(Printed in the Towanda Daily Review on November 19, 2009.)
Interest in paranormal phenomena has always been high, not only because of the popularity of the current motion picture “Paranormal Activity”, but also because of previous offerings such as “The Blair Witch Project”, “Ghostbusters”, “Poltergeist”, and others in this genre. Whether the movies created the interest, or our innate interest in things unknown and scary popularized the movies is subject to debate. Regardless, interest is high enough to merit the creation of companies that specialize in paranormal investigations – worldwide and locally.
After reading the article, “Discussing the paranormal at the Bradford County Library,” in the Review (Nov 17) about the “haunted” Old Methodist Church in West Burlington Township, I decided to investigate my current 100-plus year old residence. I reviewed the web sites of several paranormal investigative companies to determine the expertise, education, equipment, and licensing needed for an investigation, and concluded that I qualified.

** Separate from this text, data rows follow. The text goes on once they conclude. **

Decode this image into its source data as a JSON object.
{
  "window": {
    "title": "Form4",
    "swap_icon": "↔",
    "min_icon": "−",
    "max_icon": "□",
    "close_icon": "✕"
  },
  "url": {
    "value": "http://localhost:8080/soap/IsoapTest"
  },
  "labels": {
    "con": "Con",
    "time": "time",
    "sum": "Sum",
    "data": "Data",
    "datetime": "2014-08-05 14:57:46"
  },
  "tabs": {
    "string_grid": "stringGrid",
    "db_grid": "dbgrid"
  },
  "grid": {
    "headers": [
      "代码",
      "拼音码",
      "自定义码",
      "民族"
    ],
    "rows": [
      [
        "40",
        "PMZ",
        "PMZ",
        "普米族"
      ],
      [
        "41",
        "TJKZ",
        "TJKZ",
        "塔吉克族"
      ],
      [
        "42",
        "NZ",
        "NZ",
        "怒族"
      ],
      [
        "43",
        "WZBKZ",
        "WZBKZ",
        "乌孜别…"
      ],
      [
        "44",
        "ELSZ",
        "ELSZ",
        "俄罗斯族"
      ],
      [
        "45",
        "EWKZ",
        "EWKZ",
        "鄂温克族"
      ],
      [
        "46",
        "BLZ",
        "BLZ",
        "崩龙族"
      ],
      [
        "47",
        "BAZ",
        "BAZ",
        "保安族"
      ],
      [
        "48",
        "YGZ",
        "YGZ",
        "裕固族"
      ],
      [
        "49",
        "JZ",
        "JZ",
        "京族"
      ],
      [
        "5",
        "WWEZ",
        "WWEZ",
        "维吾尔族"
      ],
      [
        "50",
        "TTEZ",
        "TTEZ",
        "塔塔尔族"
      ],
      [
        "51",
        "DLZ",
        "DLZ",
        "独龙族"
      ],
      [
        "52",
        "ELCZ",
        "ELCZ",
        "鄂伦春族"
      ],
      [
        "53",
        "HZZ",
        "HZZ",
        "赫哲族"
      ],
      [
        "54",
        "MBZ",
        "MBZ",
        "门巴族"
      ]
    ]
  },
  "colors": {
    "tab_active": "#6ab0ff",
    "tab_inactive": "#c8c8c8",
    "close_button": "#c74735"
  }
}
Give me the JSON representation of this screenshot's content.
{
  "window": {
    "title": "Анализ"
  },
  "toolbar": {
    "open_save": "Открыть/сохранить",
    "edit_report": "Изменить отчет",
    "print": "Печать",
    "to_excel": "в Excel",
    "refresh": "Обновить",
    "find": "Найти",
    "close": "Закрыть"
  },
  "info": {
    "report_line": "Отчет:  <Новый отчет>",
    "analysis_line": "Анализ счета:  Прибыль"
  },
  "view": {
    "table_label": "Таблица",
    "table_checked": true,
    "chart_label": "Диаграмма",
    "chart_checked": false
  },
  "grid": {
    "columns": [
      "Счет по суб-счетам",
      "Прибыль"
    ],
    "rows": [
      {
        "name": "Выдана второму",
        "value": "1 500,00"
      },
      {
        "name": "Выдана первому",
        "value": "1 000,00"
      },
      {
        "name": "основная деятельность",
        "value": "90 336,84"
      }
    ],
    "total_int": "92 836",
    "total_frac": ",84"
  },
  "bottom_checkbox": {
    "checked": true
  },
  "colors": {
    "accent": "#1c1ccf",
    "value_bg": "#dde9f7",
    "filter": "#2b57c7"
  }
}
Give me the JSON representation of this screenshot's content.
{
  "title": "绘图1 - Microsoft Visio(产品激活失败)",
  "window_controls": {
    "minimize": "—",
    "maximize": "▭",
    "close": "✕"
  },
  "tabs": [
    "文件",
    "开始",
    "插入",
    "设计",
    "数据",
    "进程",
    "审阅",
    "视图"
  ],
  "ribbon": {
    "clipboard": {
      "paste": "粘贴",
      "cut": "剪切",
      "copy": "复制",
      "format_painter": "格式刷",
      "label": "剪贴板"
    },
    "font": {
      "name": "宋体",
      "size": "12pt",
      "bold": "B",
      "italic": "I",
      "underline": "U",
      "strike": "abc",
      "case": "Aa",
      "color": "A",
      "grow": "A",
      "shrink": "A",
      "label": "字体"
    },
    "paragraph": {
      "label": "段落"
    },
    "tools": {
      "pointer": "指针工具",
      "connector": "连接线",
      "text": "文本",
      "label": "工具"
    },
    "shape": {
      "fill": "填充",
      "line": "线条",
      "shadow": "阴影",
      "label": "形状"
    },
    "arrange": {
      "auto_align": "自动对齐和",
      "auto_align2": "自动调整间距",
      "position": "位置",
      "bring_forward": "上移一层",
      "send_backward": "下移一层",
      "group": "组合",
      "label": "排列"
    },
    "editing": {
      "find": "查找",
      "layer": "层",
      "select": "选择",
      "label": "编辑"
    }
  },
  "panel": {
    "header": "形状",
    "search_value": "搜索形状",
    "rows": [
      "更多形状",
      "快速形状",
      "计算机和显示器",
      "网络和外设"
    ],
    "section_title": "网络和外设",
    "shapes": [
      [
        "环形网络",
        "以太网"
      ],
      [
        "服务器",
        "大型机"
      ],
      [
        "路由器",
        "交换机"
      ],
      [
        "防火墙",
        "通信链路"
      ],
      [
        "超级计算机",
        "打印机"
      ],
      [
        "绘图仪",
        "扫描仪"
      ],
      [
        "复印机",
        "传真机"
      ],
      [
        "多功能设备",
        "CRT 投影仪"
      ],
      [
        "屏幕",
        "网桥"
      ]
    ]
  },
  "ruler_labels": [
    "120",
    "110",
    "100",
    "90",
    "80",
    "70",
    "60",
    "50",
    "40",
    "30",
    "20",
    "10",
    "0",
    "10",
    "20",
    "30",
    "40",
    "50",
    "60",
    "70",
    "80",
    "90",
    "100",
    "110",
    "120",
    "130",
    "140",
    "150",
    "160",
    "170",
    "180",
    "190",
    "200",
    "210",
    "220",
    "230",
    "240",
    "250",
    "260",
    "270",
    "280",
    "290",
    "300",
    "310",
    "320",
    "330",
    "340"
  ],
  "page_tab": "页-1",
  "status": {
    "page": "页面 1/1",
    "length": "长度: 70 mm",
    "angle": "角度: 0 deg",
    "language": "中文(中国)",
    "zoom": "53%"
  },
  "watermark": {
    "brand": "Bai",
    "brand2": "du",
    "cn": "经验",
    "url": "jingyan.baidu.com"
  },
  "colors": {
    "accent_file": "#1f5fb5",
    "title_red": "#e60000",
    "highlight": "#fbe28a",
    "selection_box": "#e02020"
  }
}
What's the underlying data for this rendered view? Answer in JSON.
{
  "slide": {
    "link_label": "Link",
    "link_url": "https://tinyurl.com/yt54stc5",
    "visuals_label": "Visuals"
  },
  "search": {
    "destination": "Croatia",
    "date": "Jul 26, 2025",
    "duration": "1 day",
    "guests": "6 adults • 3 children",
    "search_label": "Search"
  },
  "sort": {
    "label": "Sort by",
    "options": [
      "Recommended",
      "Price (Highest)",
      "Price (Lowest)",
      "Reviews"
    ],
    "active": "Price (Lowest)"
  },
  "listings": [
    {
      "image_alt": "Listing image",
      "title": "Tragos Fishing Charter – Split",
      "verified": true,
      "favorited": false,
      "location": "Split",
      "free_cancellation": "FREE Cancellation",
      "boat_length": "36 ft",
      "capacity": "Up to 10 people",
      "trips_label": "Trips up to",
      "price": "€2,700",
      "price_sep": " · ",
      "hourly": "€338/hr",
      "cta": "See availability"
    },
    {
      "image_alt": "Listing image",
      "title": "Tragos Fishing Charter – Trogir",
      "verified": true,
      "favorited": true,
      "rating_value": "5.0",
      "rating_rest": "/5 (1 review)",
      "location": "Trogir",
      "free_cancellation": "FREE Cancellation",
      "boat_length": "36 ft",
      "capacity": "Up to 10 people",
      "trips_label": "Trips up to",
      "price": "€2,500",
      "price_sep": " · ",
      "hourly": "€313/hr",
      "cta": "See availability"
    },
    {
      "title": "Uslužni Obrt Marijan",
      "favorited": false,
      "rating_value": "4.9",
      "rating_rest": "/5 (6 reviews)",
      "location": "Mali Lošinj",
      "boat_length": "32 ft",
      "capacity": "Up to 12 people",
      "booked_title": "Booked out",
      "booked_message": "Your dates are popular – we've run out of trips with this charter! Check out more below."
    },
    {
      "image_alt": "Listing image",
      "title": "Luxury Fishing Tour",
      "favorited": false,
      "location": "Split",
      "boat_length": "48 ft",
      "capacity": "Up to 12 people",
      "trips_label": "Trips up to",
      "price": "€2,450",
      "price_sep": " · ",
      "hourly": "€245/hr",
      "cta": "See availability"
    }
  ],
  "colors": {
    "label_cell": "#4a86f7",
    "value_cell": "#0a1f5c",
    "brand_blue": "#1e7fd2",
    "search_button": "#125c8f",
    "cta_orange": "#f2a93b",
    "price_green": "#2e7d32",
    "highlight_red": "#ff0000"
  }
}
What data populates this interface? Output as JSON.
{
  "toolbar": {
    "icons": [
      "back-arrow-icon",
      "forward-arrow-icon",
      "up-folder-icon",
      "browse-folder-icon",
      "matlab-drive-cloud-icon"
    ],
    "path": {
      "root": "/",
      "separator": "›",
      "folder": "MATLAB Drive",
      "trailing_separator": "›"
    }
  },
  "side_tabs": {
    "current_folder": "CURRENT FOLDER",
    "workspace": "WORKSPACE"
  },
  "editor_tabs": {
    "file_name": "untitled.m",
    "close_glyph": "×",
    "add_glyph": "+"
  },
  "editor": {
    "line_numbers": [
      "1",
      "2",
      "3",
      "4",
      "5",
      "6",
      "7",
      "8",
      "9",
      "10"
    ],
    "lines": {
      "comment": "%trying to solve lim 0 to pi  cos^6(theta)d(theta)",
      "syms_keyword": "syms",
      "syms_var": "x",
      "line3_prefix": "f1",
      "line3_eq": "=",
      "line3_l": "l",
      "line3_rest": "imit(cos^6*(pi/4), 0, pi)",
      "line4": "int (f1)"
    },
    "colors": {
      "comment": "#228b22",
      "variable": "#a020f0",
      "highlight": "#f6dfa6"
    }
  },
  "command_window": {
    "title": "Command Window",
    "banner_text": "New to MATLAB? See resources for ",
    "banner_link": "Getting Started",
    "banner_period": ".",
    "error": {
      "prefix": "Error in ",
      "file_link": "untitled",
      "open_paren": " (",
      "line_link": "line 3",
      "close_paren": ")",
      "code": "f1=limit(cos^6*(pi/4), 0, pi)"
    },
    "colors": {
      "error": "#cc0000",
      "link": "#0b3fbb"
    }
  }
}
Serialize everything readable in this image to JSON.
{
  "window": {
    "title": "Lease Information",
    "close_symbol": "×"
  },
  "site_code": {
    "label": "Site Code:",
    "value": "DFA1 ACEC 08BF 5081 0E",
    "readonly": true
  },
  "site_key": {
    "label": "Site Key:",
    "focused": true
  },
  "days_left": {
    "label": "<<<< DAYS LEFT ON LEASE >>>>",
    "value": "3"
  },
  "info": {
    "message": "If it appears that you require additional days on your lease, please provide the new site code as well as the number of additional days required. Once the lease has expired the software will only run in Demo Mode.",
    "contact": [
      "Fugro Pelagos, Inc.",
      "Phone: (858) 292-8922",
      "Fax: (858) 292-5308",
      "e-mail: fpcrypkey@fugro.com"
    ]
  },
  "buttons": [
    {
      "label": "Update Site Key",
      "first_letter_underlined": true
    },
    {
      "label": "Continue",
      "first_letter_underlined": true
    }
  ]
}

One recent evening, I assembled and set up my digital recorders (voice and video), digital cameras, EMF detectors, motion sensors, temperature sensors, computers, and other miscellaneous equipment. At midnight with the house completely dark, I heard a noise. I stepped forward and called out, “if anyone is there, make a noise.” Nothing. I stepped forward again -- and heard an ungodly screeching like nothing I’ve ever heard before. My wife said, “you idiot, you just stepped on the cat’s tail, and now he’s climbing the curtain.” I told her to go back to bed, and continued my search.
After the cat returned to the floor, and with the cameras set to infrared, ultra-violet, microwave, gamma ray, neutrino, and low-light mode, I detected an object floating near the bottom of the screen. It was spherical and fuzzy. I woke up my wife, and asked her to look at my discovery. She said, “you idiot, it’s a wad of cat hair.” I told her to go back to bed, and continued my search.
Determined to not fail yet again, I charged up the flux capacitor to 1.21 gigawatts -- and somehow managed to step on the cat’s tail again. I didn’t know this before, but for a brief instant, a cat with a stepped-on tail reaches an instantaneous velocity of 88 mph. When I told my wife that I couldn’t find the cat, she said, “you idiot, check the curtain.” No cat – anywhere – except perhaps on the curtain in 1955. I said that the cat would show up -- eventually. She went back to bed.
So if you need your house checked, call me, but only if you don’t have cats.
John L. Ferri